── Data for review

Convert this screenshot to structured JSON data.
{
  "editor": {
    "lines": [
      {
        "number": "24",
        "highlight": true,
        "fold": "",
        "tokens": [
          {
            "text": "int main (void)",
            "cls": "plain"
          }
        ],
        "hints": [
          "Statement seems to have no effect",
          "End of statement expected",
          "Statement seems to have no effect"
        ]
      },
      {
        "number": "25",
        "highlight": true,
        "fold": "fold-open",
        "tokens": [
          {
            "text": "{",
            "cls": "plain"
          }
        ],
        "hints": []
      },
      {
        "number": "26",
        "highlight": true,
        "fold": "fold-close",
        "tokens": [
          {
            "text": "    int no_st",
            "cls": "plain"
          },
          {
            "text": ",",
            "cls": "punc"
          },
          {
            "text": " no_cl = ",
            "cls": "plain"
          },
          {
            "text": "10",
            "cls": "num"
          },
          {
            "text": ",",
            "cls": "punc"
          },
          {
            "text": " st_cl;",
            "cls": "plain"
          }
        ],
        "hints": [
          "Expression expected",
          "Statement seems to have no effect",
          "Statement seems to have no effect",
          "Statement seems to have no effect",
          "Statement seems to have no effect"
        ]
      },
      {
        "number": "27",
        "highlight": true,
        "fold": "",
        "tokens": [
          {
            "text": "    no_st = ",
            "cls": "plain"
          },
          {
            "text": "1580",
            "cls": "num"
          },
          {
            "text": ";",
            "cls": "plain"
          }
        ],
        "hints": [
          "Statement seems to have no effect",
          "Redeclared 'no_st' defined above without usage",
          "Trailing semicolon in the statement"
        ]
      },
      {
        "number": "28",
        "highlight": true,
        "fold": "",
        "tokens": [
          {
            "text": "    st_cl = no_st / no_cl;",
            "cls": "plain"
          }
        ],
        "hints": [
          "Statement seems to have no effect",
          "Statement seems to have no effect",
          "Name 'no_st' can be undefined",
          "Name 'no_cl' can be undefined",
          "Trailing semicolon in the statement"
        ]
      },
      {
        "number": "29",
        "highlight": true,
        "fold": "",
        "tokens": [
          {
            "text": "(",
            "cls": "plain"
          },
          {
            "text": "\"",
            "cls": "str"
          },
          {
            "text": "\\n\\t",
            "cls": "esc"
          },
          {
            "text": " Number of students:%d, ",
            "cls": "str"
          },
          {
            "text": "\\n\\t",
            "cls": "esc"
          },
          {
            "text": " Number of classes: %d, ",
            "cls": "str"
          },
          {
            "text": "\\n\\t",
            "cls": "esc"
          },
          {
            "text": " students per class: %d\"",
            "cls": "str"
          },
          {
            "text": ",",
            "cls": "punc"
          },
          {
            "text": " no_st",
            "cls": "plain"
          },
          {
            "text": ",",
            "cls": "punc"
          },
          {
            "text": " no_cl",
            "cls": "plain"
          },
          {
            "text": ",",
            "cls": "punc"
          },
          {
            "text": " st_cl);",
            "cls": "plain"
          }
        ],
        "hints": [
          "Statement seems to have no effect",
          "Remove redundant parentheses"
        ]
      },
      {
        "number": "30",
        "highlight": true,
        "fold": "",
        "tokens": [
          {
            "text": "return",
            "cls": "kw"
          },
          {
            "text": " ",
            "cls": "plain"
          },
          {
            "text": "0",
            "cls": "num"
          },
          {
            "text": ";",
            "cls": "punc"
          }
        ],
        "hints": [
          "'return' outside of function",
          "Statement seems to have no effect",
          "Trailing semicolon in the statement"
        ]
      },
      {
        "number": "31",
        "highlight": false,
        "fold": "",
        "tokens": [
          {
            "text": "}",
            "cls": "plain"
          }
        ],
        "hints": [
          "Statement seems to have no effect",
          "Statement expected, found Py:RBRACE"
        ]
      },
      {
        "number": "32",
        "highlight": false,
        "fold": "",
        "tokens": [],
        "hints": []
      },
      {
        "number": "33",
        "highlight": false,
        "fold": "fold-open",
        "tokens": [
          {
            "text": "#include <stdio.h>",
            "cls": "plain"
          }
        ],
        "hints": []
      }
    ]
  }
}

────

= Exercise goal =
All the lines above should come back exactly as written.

= Result =
Convert this screenshot to structured JSON data.
{
  "editor": {
    "lines": [
      {
        "number": "24",
        "highlight": true,
        "fold": "",
        "tokens": [
          {
            "text": "int main (void)",
            "cls": "plain"
          }
        ],
        "hints": [
          "Statement seems to have no effect",
          "End of statement expected",
          "Statement seems to have no effect"
        ]
      },
      {
        "number": "25",
        "highlight": true,
        "fold": "fold-open",
        "tokens": [
          {
            "text": "{",
            "cls": "plain"
          }
        ],
        "hints": []
      },
      {
        "number": "26",
        "highlight": true,
        "fold": "fold-close",
        "tokens": [
          {
            "text": "    int no_st",
            "cls": "plain"
          },
          {
            "text": ",",
            "cls": "punc"
          },
          {
            "text": " no_cl = ",
            "cls": "plain"
          },
          {
            "text": "10",
            "cls": "num"
          },
          {
            "text": ",",
            "cls": "punc"
          },
          {
            "text": " st_cl;",
            "cls": "plain"
          }
        ],
        "hints": [
          "Expression expected",
          "Statement seems to have no effect",
          "Statement seems to have no effect",
          "Statement seems to have no effect",
          "Statement seems to have no effect"
        ]
      },
      {
        "number": "27",
        "highlight": true,
        "fold": "",
        "tokens": [
          {
            "text": "    no_st = ",
            "cls": "plain"
          },
          {
            "text": "1580",
            "cls": "num"
          },
          {
            "text": ";",
            "cls": "plain"
          }
        ],
        "hints": [
          "Statement seems to have no effect",
          "Redeclared 'no_st' defined above without usage",
          "Trailing semicolon in the statement"
        ]
      },
      {
        "number": "28",
        "highlight": true,
        "fold": "",
        "tokens": [
          {
            "text": "    st_cl = no_st / no_cl;",
            "cls": "plain"
          }
        ],
        "hints": [
          "Statement seems to have no effect",
          "Statement seems to have no effect",
          "Name 'no_st' can be undefined",
          "Name 'no_cl' can be undefined",
          "Trailing semicolon in the statement"
        ]
      },
      {
        "number": "29",
        "highlight": true,
        "fold": "",
        "tokens": [
          {
            "text": "(",
            "cls": "plain"
          },
          {
            "text": "\"",
            "cls": "str"
          },
          {
            "text": "\\n\\t",
            "cls": "esc"
          },
          {
            "text": " Number of students:%d, ",
            "cls": "str"
          },
          {
            "text": "\\n\\t",
            "cls": "esc"
          },
          {
            "text": " Number of classes: %d, ",
            "cls": "str"
          },
          {
            "text": "\\n\\t",
            "cls": "esc"
          },
          {
            "text": " students per class: %d\"",
            "cls": "str"
          },
          {
            "text": ",",
            "cls": "punc"
          },
          {
            "text": " no_st",
            "cls": "plain"
          },
          {
            "text": ",",
            "cls": "punc"
          },
          {
            "text": " no_cl",
            "cls": "plain"
          },
          {
            "text": ",",
            "cls": "punc"
          },
          {
            "text": " st_cl);",
            "cls": "plain"
          }
        ],
        "hints": [
          "Statement seems to have no effect",
          "Remove redundant parentheses"
        ]
      },
      {
        "number": "30",
        "highlight": true,
        "fold": "",
        "tokens": [
          {
            "text": "return",
            "cls": "kw"
          },
          {
            "text": " ",
            "cls": "plain"
          },
          {
            "text": "0",
            "cls": "num"
          },
          {
            "text": ";",
            "cls": "punc"
          }
        ],
        "hints": [
          "'return' outside of function",
          "Statement seems to have no effect",
          "Trailing semicolon in the statement"
        ]
      },
      {
        "number": "31",
        "highlight": false,
        "fold": "",
        "tokens": [
          {
            "text": "}",
            "cls": "plain"
          }
        ],
        "hints": [
          "Statement seems to have no effect",
          "Statement expected, found Py:RBRACE"
        ]
      },
      {
        "number": "32",
        "highlight": false,
        "fold": "",
        "tokens": [],
        "hints": []
      },
      {
        "number": "33",
        "highlight": false,
        "fold": "fold-open",
        "tokens": [
          {
            "text": "#include <stdio.h>",
            "cls": "plain"
          }
        ],
        "hints": []
      }
    ]
  }
}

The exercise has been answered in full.